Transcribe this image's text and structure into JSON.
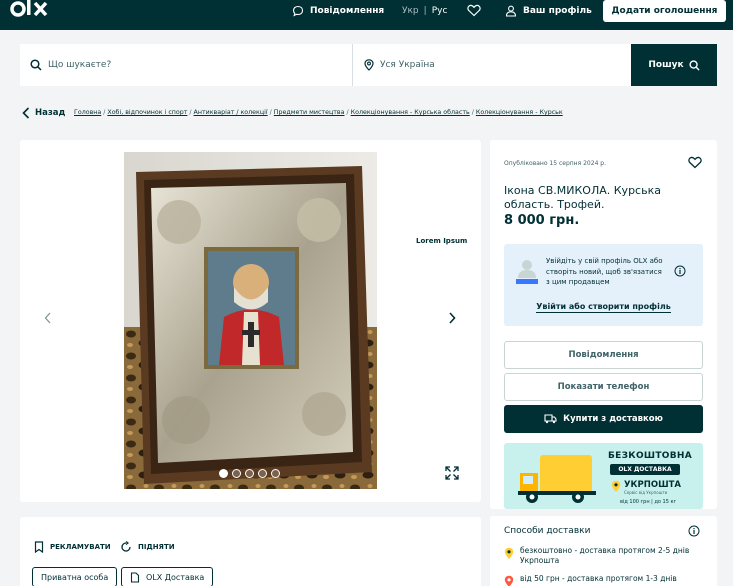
{
  "header": {
    "messages_label": "Повідомлення",
    "lang_ukr": "Укр",
    "lang_rus": "Рус",
    "profile_label": "Ваш профіль",
    "add_button_label": "Додати оголошення"
  },
  "search": {
    "placeholder": "Що шукаєте?",
    "location": "Уся Україна",
    "button_label": "Пошук"
  },
  "breadcrumb": {
    "back_label": "Назад",
    "items": [
      "Головна",
      "Хобі, відпочинок і спорт",
      "Антикваріат / колекції",
      "Предмети мистецтва",
      "Колекціонування - Курська область",
      "Колекціонування - Курськ"
    ]
  },
  "gallery": {
    "watermark": "Lorem Ipsum",
    "photo_count": 5,
    "active_photo": 1
  },
  "ad": {
    "published": "Опубліковано 15 серпня 2024 р.",
    "title": "Ікона СВ.МИКОЛА. Курська область. Трофей.",
    "price": "8 000 грн.",
    "profile_prompt": "Увійдіть у свій профіль OLX або створіть новий, щоб зв'язатися з цим продавцем",
    "profile_link": "Увійти або створити профіль",
    "message_button": "Повідомлення",
    "phone_button": "Показати телефон",
    "buy_button": "Купити з доставкою"
  },
  "banner": {
    "title": "БЕЗКОШТОВНА",
    "badge": "OLX ДОСТАВКА",
    "carrier": "УКРПОШТА",
    "carrier_sub": "Сервіс від Укрпошти",
    "note": "від 100 грн | до 15 кг"
  },
  "promo": {
    "advertise_label": "РЕКЛАМУВАТИ",
    "raise_label": "ПІДНЯТИ",
    "tag_private": "Приватна особа",
    "tag_delivery": "OLX Доставка"
  },
  "delivery": {
    "title": "Способи доставки",
    "rows": [
      {
        "text": "безкоштовно - доставка протягом 2-5 днів",
        "carrier": "Укрпошта"
      },
      {
        "text": "від 50 грн - доставка протягом 1-3 днів"
      }
    ]
  },
  "colors": {
    "brand_dark": "#002f34",
    "page_bg": "#f2f4f5",
    "banner_bg": "#c8f0ed",
    "profile_bg": "#e4f1fb",
    "accent_yellow": "#ffce32"
  }
}
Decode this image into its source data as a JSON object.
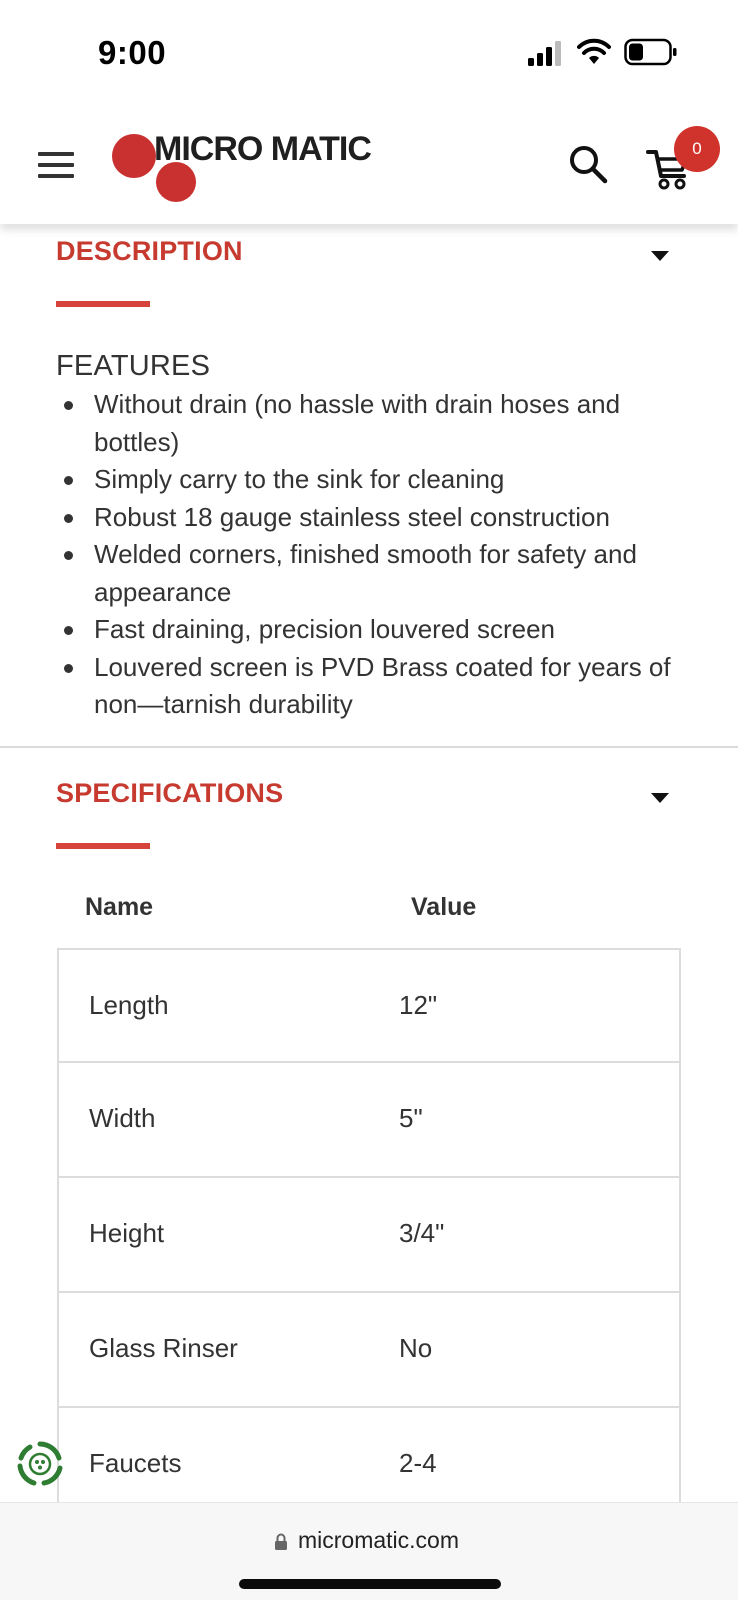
{
  "status_bar": {
    "time": "9:00"
  },
  "header": {
    "logo_text": "MICRO MATIC",
    "brand_color": "#c8312f",
    "cart_count": "0"
  },
  "description": {
    "heading": "DESCRIPTION",
    "features_title": "FEATURES",
    "features": [
      "Without drain (no hassle with drain hoses and bottles)",
      "Simply carry to the sink for cleaning",
      "Robust 18 gauge stainless steel construction",
      "Welded corners, finished smooth for safety and appearance",
      "Fast draining, precision louvered screen",
      "Louvered screen is PVD Brass coated for years of non—tarnish durability"
    ]
  },
  "specifications": {
    "heading": "SPECIFICATIONS",
    "columns": [
      "Name",
      "Value"
    ],
    "rows": [
      {
        "name": "Length",
        "value": "12\""
      },
      {
        "name": "Width",
        "value": "5\""
      },
      {
        "name": "Height",
        "value": "3/4\""
      },
      {
        "name": "Glass Rinser",
        "value": "No"
      },
      {
        "name": "Faucets",
        "value": "2-4"
      }
    ]
  },
  "address_bar": {
    "url": "micromatic.com"
  },
  "icons": [
    "menu-icon",
    "search-icon",
    "cart-icon",
    "caret-down-icon",
    "lock-icon",
    "recycle-icon",
    "signal-icon",
    "wifi-icon",
    "battery-icon"
  ]
}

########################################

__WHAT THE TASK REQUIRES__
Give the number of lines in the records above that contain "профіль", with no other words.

__EXERCISE RESPONSE__
3